◆ Problem description
Determine the number of lines in the listing below where the string "IP路由" occurs; answer with the number alone.
++++++++++
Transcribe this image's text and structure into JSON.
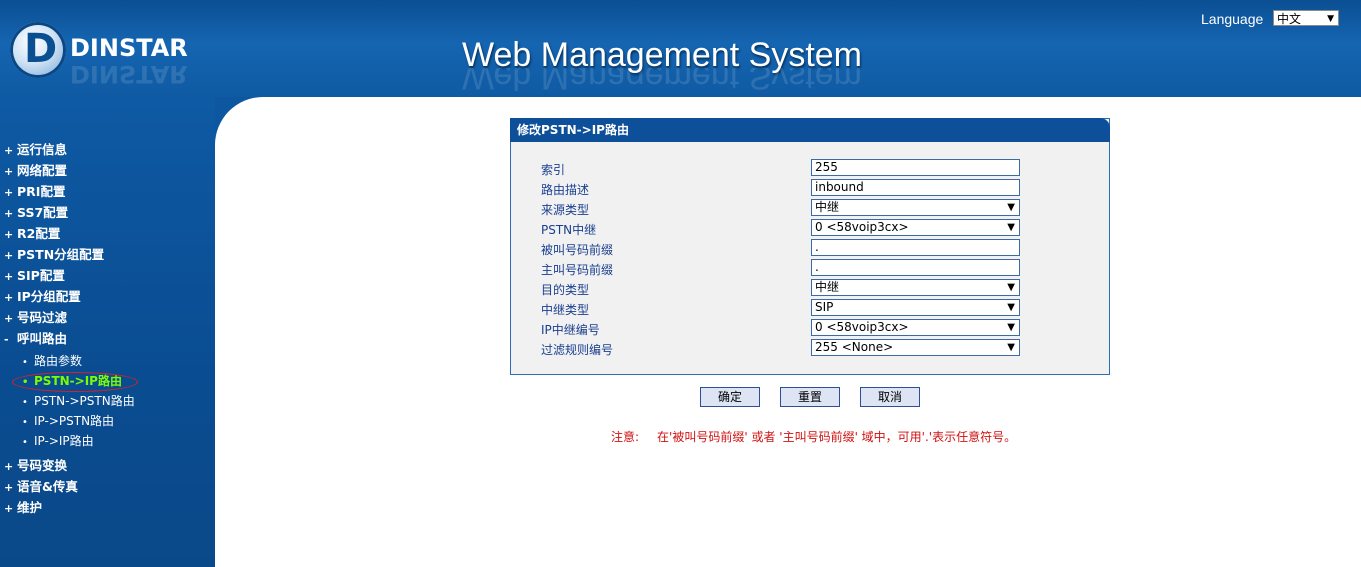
{
  "header": {
    "brand": "DINSTAR",
    "title": "Web Management System",
    "language_label": "Language",
    "language_value": "中文"
  },
  "sidebar": {
    "items": [
      {
        "label": "运行信息",
        "mark": "+"
      },
      {
        "label": "网络配置",
        "mark": "+"
      },
      {
        "label": "PRI配置",
        "mark": "+"
      },
      {
        "label": "SS7配置",
        "mark": "+"
      },
      {
        "label": "R2配置",
        "mark": "+"
      },
      {
        "label": "PSTN分组配置",
        "mark": "+"
      },
      {
        "label": "SIP配置",
        "mark": "+"
      },
      {
        "label": "IP分组配置",
        "mark": "+"
      },
      {
        "label": "号码过滤",
        "mark": "+"
      },
      {
        "label": "呼叫路由",
        "mark": "-"
      }
    ],
    "subitems": [
      {
        "label": "路由参数"
      },
      {
        "label": "PSTN->IP路由"
      },
      {
        "label": "PSTN->PSTN路由"
      },
      {
        "label": "IP->PSTN路由"
      },
      {
        "label": "IP->IP路由"
      }
    ],
    "items_after": [
      {
        "label": "号码变换",
        "mark": "+"
      },
      {
        "label": "语音&传真",
        "mark": "+"
      },
      {
        "label": "维护",
        "mark": "+"
      }
    ]
  },
  "panel": {
    "title": "修改PSTN->IP路由",
    "fields": [
      {
        "label": "索引",
        "value": "255",
        "type": "input"
      },
      {
        "label": "路由描述",
        "value": "inbound",
        "type": "input"
      },
      {
        "label": "来源类型",
        "value": "中继",
        "type": "select"
      },
      {
        "label": "PSTN中继",
        "value": "0 <58voip3cx>",
        "type": "select"
      },
      {
        "label": "被叫号码前缀",
        "value": ".",
        "type": "input"
      },
      {
        "label": "主叫号码前缀",
        "value": ".",
        "type": "input"
      },
      {
        "label": "目的类型",
        "value": "中继",
        "type": "select"
      },
      {
        "label": "中继类型",
        "value": "SIP",
        "type": "select"
      },
      {
        "label": "IP中继编号",
        "value": "0 <58voip3cx>",
        "type": "select"
      },
      {
        "label": "过滤规则编号",
        "value": "255 <None>",
        "type": "select"
      }
    ]
  },
  "buttons": {
    "confirm": "确定",
    "reset": "重置",
    "cancel": "取消"
  },
  "note": {
    "prefix": "注意:",
    "text": "在'被叫号码前缀' 或者 '主叫号码前缀' 域中，可用'.'表示任意符号。"
  },
  "colors": {
    "header_blue": "#1565b1",
    "sidebar_blue": "#0a4c91",
    "active_green": "#7cfc00",
    "note_red": "#d01010"
  }
}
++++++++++
◆ The answer
3